For coherent optical transmitter or transceiver manufacturers, the OM5110 may be used as a golden reference against which to compare module designs. The OM4245 optical modulation analyzer can be used to measure the performance of a transmitter under development and then compared against the OM5110 reference transmitter. The flexibility to automatically or manually set all amplifier and modulator bias points provides the user to simulate less-than-ideal performance of their own device.
Coherent optical receiver manufacturers can also use the OM5110 as the ideal transmitter with which to test their receiver’s performance and prove functionality under best-case conditions. Then, using an instrument such as the AWG70001A Arbitrary Waveform Generator, optical impairments can be added to the signal to test the receiver under a wide range of real-world scenarios.
As the demand for network bandwidth has increased, new transmission schemes such as multi-carrier “superchannels” are under investigation. The OM5110 can function as the heart of a superchannel system. Multiple optical carriers can be externally combined and used as the laser source to the OM5110 using the external signal input. Tektronix offers external laser sources, such as the OM2012 Tuneable Laser Source which can be used to create a superchannel system.
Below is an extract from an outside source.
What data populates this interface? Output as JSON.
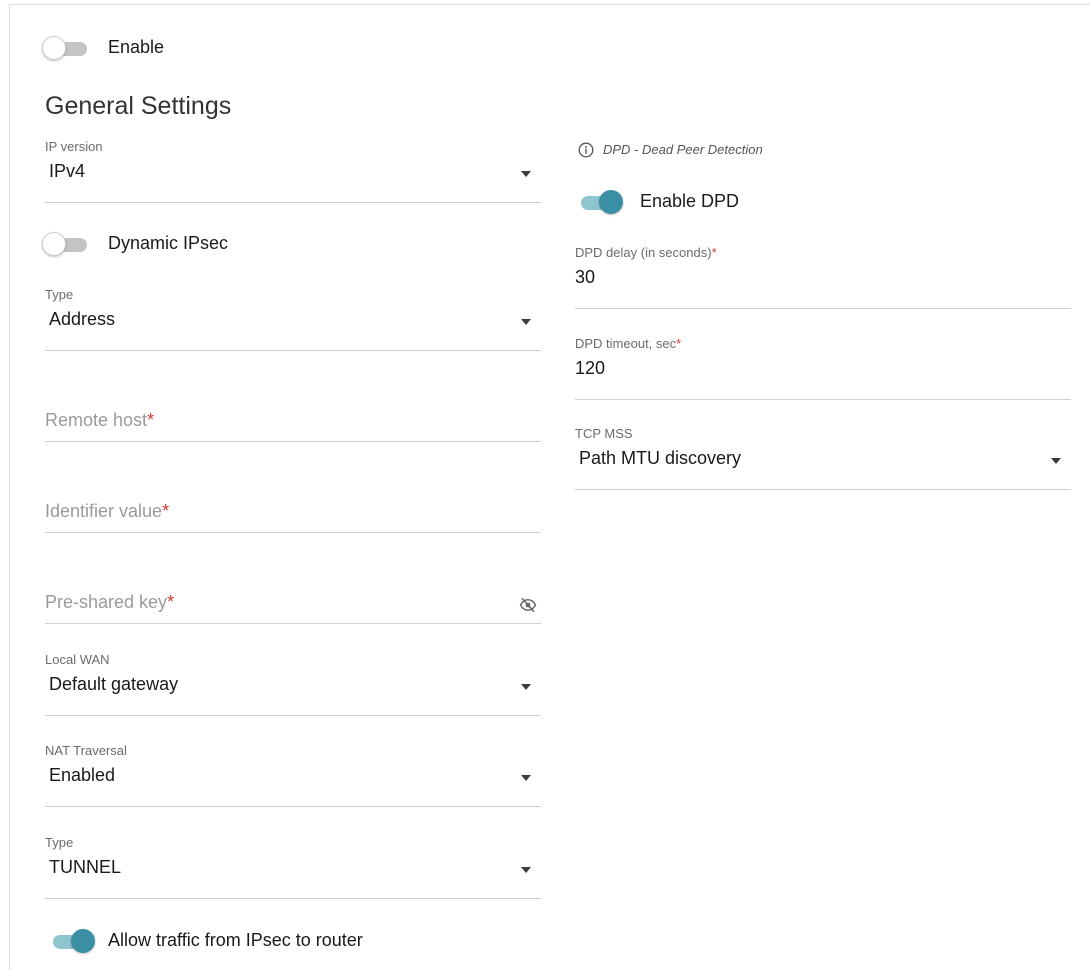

With such a configuration systems with aggregate data rates such as 400G, 1Tb/s, and beyond, can be created.
Tektronix OM4200 series Optical Modulation Analyzer
OM4225, 25 GHz
OM4245, 45 GHz
Optical Spectrum Analyzer